One thing I've been pointing out to our viewers on Bloomberg's Daybreak Australia TV show this week is how short volatility trades perform under a time of market stress.

We've been so accustomed to an era of low volatility across equities, bonds and currency markets in recent years. That's attracted a ton of cash into those strategies.

As the VIX surged by a record 116% on Monday, plenty of that money ran for the exits. Many traders have pointed to that as being one reason for the sudden declines of such a severe magnitude for equities.
Thanks for following this coverage of Asia's markets.
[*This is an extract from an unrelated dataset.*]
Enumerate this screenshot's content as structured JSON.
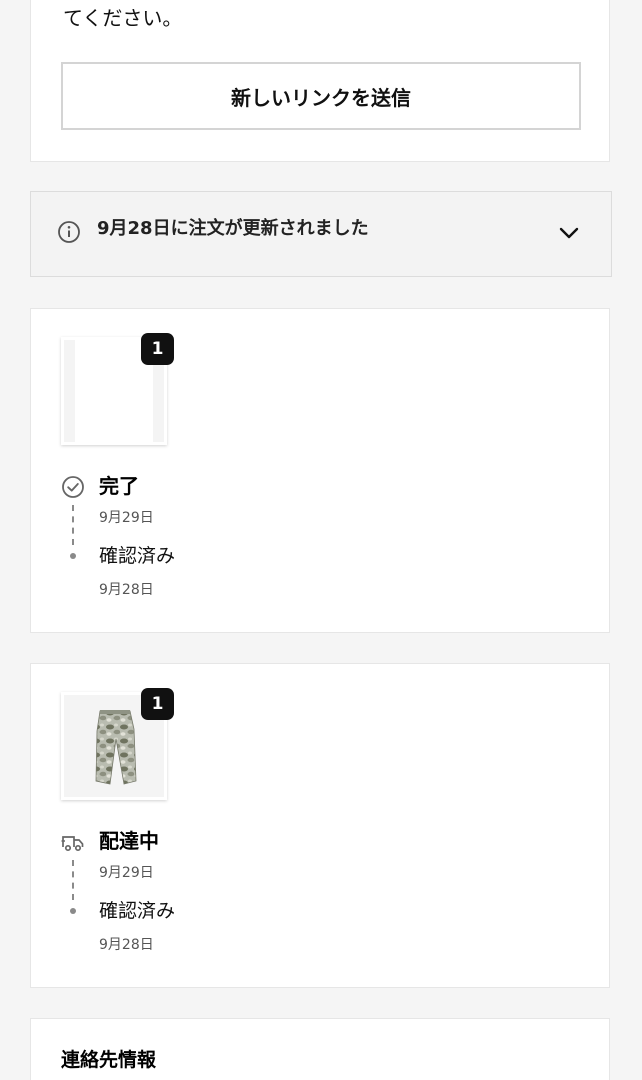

Here's a CATCHUP of where we are just now:
  • Markets across Asia have opened sharply lower after the record plunge in U.S. stocks on Monday
  • Japan's Nikkei 225 is currently down 4.5%, the Topix index down 4.4%
  • Australia's S&P/ASX 200 is down 2.6%
  • Over in South Korea, the benchmark Kospi is trading down 2.5%, while the Kosdaq is 4.2% lower
  • Markets in China and Hong Kong open in less then 30 minutes -- and look likely to also open sharply lower
Stocks aren't the only area where we're seeing carnage, good ole' Bitcoin has taken a serious bath, and is falling for a sixth session as the Asian day gets under way.

Backlash from regulators and accusations it's a speculative bubble are taking their toll. Like with equities, analysts aren't putting the move down to fundamentals, per se. Lucas Nuzzi, a senior analyst at Digital Asset Research, says:
"All that it took this time was a large lot of sell orders."
While Bitcoin is often compared with gold as a store of value, it sure hasn't behaved that way so far this year. Take a look at how it's done compared with spot gold (hint: gold is the one that's the straight line):
What did they know? As this rout was brewing last week, Chinese regulators were urging brokerages to ask investors with stock pledges to add to their collateral when shares slump below critical levels instead of closing out -- this is a way of softening the impact of any selloff.
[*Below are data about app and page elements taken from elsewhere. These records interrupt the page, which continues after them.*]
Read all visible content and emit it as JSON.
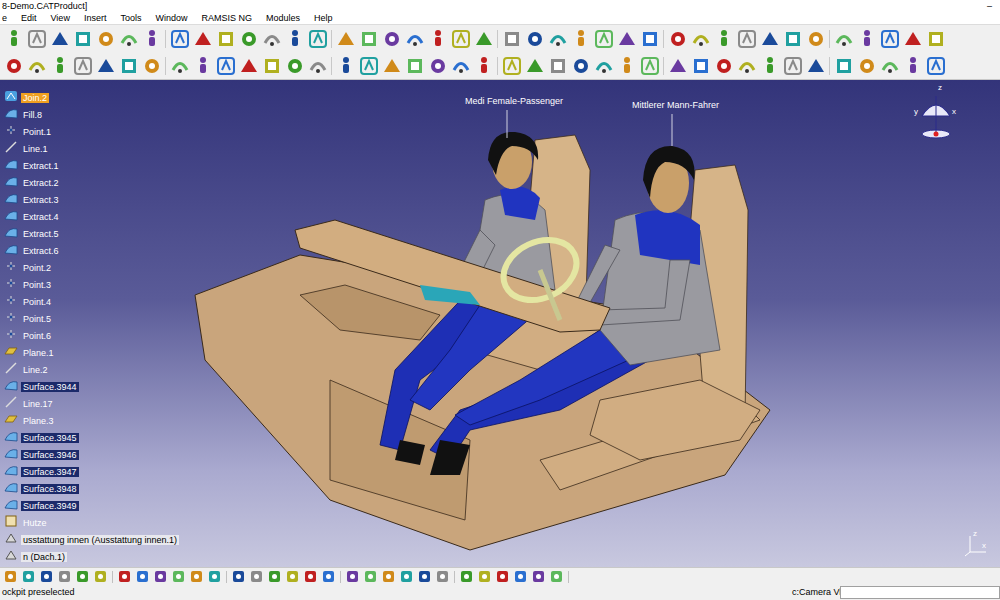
{
  "window": {
    "title": "8-Demo.CATProduct]",
    "minimize": "–"
  },
  "menu": [
    "e",
    "Edit",
    "View",
    "Insert",
    "Tools",
    "Window",
    "RAMSIS NG",
    "Modules",
    "Help"
  ],
  "tree": {
    "items": [
      {
        "label": "Join.2",
        "kind": "join",
        "selected": false,
        "current": true
      },
      {
        "label": "Fill.8",
        "kind": "surface",
        "selected": false,
        "current": false
      },
      {
        "label": "Point.1",
        "kind": "point",
        "selected": false,
        "current": false
      },
      {
        "label": "Line.1",
        "kind": "line",
        "selected": false,
        "current": false
      },
      {
        "label": "Extract.1",
        "kind": "surface",
        "selected": false,
        "current": false
      },
      {
        "label": "Extract.2",
        "kind": "surface",
        "selected": false,
        "current": false
      },
      {
        "label": "Extract.3",
        "kind": "surface",
        "selected": false,
        "current": false
      },
      {
        "label": "Extract.4",
        "kind": "surface",
        "selected": false,
        "current": false
      },
      {
        "label": "Extract.5",
        "kind": "surface",
        "selected": false,
        "current": false
      },
      {
        "label": "Extract.6",
        "kind": "surface",
        "selected": false,
        "current": false
      },
      {
        "label": "Point.2",
        "kind": "point",
        "selected": false,
        "current": false
      },
      {
        "label": "Point.3",
        "kind": "point",
        "selected": false,
        "current": false
      },
      {
        "label": "Point.4",
        "kind": "point",
        "selected": false,
        "current": false
      },
      {
        "label": "Point.5",
        "kind": "point",
        "selected": false,
        "current": false
      },
      {
        "label": "Point.6",
        "kind": "point",
        "selected": false,
        "current": false
      },
      {
        "label": "Plane.1",
        "kind": "plane",
        "selected": false,
        "current": false
      },
      {
        "label": "Line.2",
        "kind": "line",
        "selected": false,
        "current": false
      },
      {
        "label": "Surface.3944",
        "kind": "surface",
        "selected": true,
        "current": false
      },
      {
        "label": "Line.17",
        "kind": "line",
        "selected": false,
        "current": false
      },
      {
        "label": "Plane.3",
        "kind": "plane",
        "selected": false,
        "current": false
      },
      {
        "label": "Surface.3945",
        "kind": "surface",
        "selected": true,
        "current": false
      },
      {
        "label": "Surface.3946",
        "kind": "surface",
        "selected": true,
        "current": false
      },
      {
        "label": "Surface.3947",
        "kind": "surface",
        "selected": true,
        "current": false
      },
      {
        "label": "Surface.3948",
        "kind": "surface",
        "selected": true,
        "current": false
      },
      {
        "label": "Surface.3949",
        "kind": "surface",
        "selected": true,
        "current": false
      },
      {
        "label": "Hutze",
        "kind": "part",
        "selected": false,
        "current": false
      },
      {
        "label": "usstattung innen (Ausstattung innen.1)",
        "kind": "product",
        "selected": false,
        "current": false
      },
      {
        "label": "n (Dach.1)",
        "kind": "product",
        "selected": false,
        "current": false
      }
    ]
  },
  "viewport": {
    "annotations": [
      {
        "label": "Medi Female-Passenger"
      },
      {
        "label": "Mittlerer Mann-Fahrer"
      }
    ],
    "compass": {
      "z": "z",
      "x": "x",
      "y": "y"
    },
    "axis": {
      "z": "z",
      "x": "x"
    }
  },
  "status_bar": {
    "message": "ockpit preselected",
    "view": "c:Camera View",
    "input": ""
  }
}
It'll be interesting to see if this cushions the blow in mainland markets (which open in about 15 mins) and if the so-called national team -- state-backed Chinese funds called on to even out losses in times of market turmoil -- are active there today.

Mainland-traded stocks can also only fall a maximum 10 percent.
Chinese stock futures are sliding --- those on the Hang Seng, Hang Seng China Enterprises Index and the FTSE China are down more than 1.7 percent as we count down to the opens in Hong Kong and Shanghai (in about 10 minutes)
The Hang Seng China Enterprises Index --- this is the gauge of Chinese stocks listed in Hong Kong -- is down 4.5 percent in pre-market trading. It's particularly outperformed this year, racking up an improbable 19-day rally in the second half of January that brought it to its highest point since 2015.
Hong Kong and Chinese markets are now officially open -- and traders are probably wishing it was the Chinese New Year holiday already. Indexes including the Hang Seng and the Shanghai Composite are falling more than 1.5 percent.
Some interesting moves in the bond market today. After basking in the glow of gains as equity traders scrambled overnight, 10-year Treasury notes are falling a tad right now -- pretty understandable after a 14 basis-point drop in yields from a four-year high in the Monday session.

This revival in the bond safe-haven trade is consolation for debt-market bulls, who have been battered by expectations for a pick up in global growth and inflation, as well as the strong equity run.